App and web page records:
= Beginning of Section =

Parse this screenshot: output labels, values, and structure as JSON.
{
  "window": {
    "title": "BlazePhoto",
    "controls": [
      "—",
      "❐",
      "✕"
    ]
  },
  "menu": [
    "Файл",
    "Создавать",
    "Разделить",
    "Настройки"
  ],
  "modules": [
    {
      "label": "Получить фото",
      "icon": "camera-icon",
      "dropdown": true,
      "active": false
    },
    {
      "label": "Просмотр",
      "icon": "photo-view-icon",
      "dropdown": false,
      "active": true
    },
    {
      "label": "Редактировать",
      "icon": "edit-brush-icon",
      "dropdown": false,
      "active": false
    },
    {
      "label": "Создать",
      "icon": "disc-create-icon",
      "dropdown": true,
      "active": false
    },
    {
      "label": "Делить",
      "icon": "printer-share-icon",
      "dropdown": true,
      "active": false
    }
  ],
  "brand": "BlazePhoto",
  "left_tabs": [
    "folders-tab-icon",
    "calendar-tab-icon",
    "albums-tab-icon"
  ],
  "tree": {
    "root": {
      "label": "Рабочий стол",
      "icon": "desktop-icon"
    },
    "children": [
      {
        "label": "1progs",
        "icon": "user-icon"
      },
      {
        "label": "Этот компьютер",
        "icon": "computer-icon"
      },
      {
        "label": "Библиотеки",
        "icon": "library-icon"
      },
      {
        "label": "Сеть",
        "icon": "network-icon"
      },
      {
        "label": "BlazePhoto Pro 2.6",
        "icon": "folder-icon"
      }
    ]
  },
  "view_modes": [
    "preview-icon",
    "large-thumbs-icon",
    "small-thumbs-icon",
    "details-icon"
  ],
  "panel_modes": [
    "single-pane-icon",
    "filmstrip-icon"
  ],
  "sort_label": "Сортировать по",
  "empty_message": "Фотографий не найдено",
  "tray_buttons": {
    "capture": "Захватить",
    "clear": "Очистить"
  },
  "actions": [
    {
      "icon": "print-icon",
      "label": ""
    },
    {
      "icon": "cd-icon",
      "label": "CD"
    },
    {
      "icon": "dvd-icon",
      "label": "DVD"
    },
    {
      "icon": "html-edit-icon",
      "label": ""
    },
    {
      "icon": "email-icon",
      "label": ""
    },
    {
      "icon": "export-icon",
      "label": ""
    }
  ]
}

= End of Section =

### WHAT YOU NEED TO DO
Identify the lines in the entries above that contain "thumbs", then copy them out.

### THE COMPLETED TASK
    "large-thumbs-icon",
    "small-thumbs-icon",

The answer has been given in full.